With the candelas the thing was more dangerous, we had to blow up the trees that made up part of the aterro. Joe was able to pick up thirty sticks in a roll that was well tied and one of them prepared with the wick twice as long as it should be. After fitting them well between the rabages of the trunk, lit the fuse, shouting:

“Fiiiiiire! The fuse is short on this one.”

Hipolito and Cabrera ran making gulps of air and stubbing their clumsy shoes in the mud. Everybody faked being frightened to death. Martin Ferrer like there was lit fire on his ass, ripping up the canillas, and throwing himself into the gorge. The corvetas of Arias was not far behind. The point of this is I ran as quick as my feet could carry me and slipped two or three dynamite sticks, and I stuck them faster than you could say help, inside my undershirt. It two shakes of a lamb’s tail I installed myself behind some rocks. I hadn’t gotten into a crouch, when the gunpowder blew.


It occurred to me that they had to start with the house chancho, spoke Cabrera after throwing his hat to the floor. She looks tore from the floor, plenty rough but cute to his way of thinking.

“Next Monday we have to bring supplies, I won’t go with you. I kept hearing the tolling of the bells after the explosion and the barking of a dog, due to the closeness of the blast. From the sky rained down a hail of splinters. It was a sound that turn blood into ice water.

“Why doesn’t this guy put a longer fuse on the dynamite,” said one guy, licking where his forearm got scratched when his slid behind a razor rock. Heraclito, laughing, winked at me. This guy Cabrera came running frightened to see if we were dead.

“We’re alive. But how do you know we’re alive. Do we sleep or do we dream?”

Dionisio winked. Ortegón came frightened to see we were still in one piece. In one of these untrammeled races his shoe slipped off and he stepped on a rock. His leg swelled up to the size of a cantaloupe and his foot was sore for three days. He was young. He still healed fast like a young man. The good thing that came out of this was dynamite they had to get fish for days to come. Tender succulent fish, meat, we live for like the dog lives for a pat, a smile, a praise word from its owner.

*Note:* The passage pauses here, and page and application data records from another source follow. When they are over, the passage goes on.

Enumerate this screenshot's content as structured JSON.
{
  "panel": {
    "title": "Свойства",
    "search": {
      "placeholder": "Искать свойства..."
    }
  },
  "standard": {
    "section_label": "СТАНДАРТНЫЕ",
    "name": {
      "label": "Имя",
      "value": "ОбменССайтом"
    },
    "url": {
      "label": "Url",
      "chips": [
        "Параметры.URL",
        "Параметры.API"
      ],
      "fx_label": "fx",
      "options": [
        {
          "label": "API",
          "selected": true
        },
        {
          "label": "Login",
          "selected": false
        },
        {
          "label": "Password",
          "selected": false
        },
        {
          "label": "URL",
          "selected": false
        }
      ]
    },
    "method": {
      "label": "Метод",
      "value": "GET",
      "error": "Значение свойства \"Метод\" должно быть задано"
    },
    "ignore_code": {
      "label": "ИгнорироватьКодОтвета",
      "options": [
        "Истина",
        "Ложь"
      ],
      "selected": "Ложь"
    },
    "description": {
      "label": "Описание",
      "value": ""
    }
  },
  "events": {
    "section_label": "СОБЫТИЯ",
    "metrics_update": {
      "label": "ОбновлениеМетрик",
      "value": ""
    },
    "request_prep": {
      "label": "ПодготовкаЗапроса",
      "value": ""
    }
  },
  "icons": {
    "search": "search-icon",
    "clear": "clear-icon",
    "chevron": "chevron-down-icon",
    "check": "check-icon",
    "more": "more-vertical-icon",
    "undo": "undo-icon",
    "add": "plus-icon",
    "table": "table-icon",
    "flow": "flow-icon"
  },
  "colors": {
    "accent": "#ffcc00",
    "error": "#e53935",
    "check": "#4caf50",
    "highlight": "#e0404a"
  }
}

Lujan grunted with satisfaction at the work done. The mountain of airborne smithereens calmed down gradually. The men kept sweating in the humid littoral , trudging in the hot mud up to their thighs.  Part of the railway the ties were tossed like matchsticks and the railroad tracks were a twin twisted serpent.

Breen the black washed his clothes on Sundays (there were never enough Sundays, and some Sundays claimed their victim hanging from the ceiba tree). Naked in the lagoon, each by a smooth flat rock, they commenced the tiresome work which has its redemption afterward. Suarez, with the hopes of whitening that mocha skin, soaped his body up from head to toenail. At time, he seemed a mountain of whipped cream with two holes for eyes, a snowman, then the hot bank of sunlight came in in dried up the waves of soap and it must have left an unbearable stickiness. Cabrera who had been the psychologist wondered at what point in a child’s development is their repulsion at stickiness, how could anybody stand that sticky feeling? He just glared with moon eyes to stretch the dry soapy skin and I kept kneading the threadbare clothes that would later be stretched out to dry over the rocks on the shore. He mocked me.

To be continued…

Grady is the Wizard of Fiction

Previous articleDrug Crisis Explodes On “Days Of Our Lives!”
Next article49ers and Lions To Meet For NFC Championship
Hollywood humorist Grady grew up in the heart of Steinbeck Country on the Central California coast. More Bombeck than Steinbeck, Grady Miller has been compared to T.C. Boyle, Joel Stein, and Voltaire. He briefly attended Columbia University in New York and came to Los Angeles to study filmmaking, but discovered literature instead, in T.C. Boyle’s fiction writing workshop at USC. In addition to A Very Grady Christmas, he has written the humorous diet book, Lighten Up Now: The Grady Diet and the popular humor collection, Late Bloomer (both on Amazon) and its follow-up, Later Bloomer: Tales from Darkest Hollywood. ( His humor column, Miller Time, appears weekly in The Canyon News (